Evaluation of Continuity Edit Task
The task we were set was to put together an edit concerning a character working into a room and taking up a conversation with another character. It was test to see our abilities to maintain continuity in a scene. The first technique we had to incorporate was a match-on-action and this involved opening a door. In the film, Davinder strolls down the hall, opens the door and then we see the camera cut to the room inside as he the enters the room.
Also, in this shot when he walks, there is a switch in the positions of the 180 degree rule. At the beginning we see Davinder coming in from the right but as he walks past the camera we can see a transition in Davinderâ€™s position from right to left, allowing for the Devil, Gokulan, to take up the left.
This is proof of the 180 degree rule, a rule we had been given in this task as to prevent audience disorientation. Devil on the right; Nicky on the left. Rule of thirds seen here too.
Production Problems!!! Production brought up its own fair share of challenges. One being that the vision in my head was transferred to an OK degree when shooting with the camera. Iâ€™m aware that it wonâ€™t look like a million-dollar production but I can definitely do better filming because it was a bit average with dodgy composition of elements in the shot and bland imagery.
Post-Production Problems During editing I realised that I should have filmed a few more shots, leaving me to use other parts to plug the gaps and speeding up the scene to cover up the cracks so they were less noticeable. Also, it was my first proper time on iMovie (I used Final Cut before) so I needed to get used to the ways of it and how to use the tools correctly. Next time, hopefully, with a solid understanding of iMovie, I will be able to jump straight in and cut and put together a film in no time.
Strengths of Work My strengths of the project I believe were keeping with the promise to include the 180-degree rule, rule of thirds and shot-reverse-shot. I also think my sounds were good, too. I didnâ€™t have cheesy SFX or soundtracks â€“ and the credits song, Live Forever, was a perfect choice as it fitted on point with the meaning of the scene. Another strength, I think, was the storyboarding as it was a tight, not spectacular, construction of a scene. Whether it was put to screen just as well is debatable.
Weaknesses The weaknesses were the editing; because it was a jumpy between slow pace and then fast, abrupt cuts. This was down to my failure to countdown when shooting a shot. I will learn from this. The script was shocking because we didn’t have one. We went straight from storyboarding to filming so were left with having to quickly make something up and so the constant repeating of, “I can’t do this”, quite funny. And the camerawork was iffy. Most of it was quite good. Shaky-cam was deliberate for that nervous effect (although shaky seems too much de rigueur in film today, so I might not do it again). But it was just the filming was slightly mundane at times and a few shots had too much room above the head. You see. Too much headroom.

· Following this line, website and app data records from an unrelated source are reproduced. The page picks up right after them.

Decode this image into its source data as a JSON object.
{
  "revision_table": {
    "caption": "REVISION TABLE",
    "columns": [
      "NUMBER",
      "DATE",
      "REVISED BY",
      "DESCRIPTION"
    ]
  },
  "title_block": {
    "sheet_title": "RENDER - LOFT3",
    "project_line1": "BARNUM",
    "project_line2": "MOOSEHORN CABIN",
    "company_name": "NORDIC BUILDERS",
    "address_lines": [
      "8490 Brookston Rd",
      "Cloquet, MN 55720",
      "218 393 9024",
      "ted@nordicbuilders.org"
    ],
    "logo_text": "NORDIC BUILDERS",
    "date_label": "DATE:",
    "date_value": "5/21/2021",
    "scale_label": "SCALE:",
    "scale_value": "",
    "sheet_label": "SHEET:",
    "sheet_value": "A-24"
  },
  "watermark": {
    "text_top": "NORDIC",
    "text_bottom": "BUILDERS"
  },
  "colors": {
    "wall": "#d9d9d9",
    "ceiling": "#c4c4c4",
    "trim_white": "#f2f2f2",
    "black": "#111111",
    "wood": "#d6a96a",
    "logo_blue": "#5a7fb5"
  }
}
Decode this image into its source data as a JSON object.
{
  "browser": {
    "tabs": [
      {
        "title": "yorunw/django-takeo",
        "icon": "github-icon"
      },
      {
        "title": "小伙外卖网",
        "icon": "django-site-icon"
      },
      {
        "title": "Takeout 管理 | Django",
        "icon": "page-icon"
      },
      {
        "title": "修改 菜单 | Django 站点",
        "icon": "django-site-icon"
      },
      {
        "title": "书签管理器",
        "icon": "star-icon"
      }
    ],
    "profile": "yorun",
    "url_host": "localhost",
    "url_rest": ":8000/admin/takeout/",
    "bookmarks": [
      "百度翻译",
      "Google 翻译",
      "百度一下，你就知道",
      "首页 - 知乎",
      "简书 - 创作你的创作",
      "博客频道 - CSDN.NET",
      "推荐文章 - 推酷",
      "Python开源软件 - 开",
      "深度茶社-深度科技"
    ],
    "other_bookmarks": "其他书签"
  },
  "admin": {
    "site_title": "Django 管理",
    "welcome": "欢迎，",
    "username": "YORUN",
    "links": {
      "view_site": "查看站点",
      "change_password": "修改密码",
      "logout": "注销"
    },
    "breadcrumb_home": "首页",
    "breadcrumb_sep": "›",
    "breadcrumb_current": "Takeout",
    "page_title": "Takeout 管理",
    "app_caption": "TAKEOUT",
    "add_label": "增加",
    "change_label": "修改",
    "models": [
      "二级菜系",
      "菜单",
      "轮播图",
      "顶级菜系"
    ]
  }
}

Improvements For improvements, I will spice up the camerawork; have a script ready and also I will try to do different things. By different I mean a different style of filmmaking. What I did here was a basic mirror an event; next time I might be a bit more experimental and inventive with techniques, therefore I can establish a style in which I can stand out.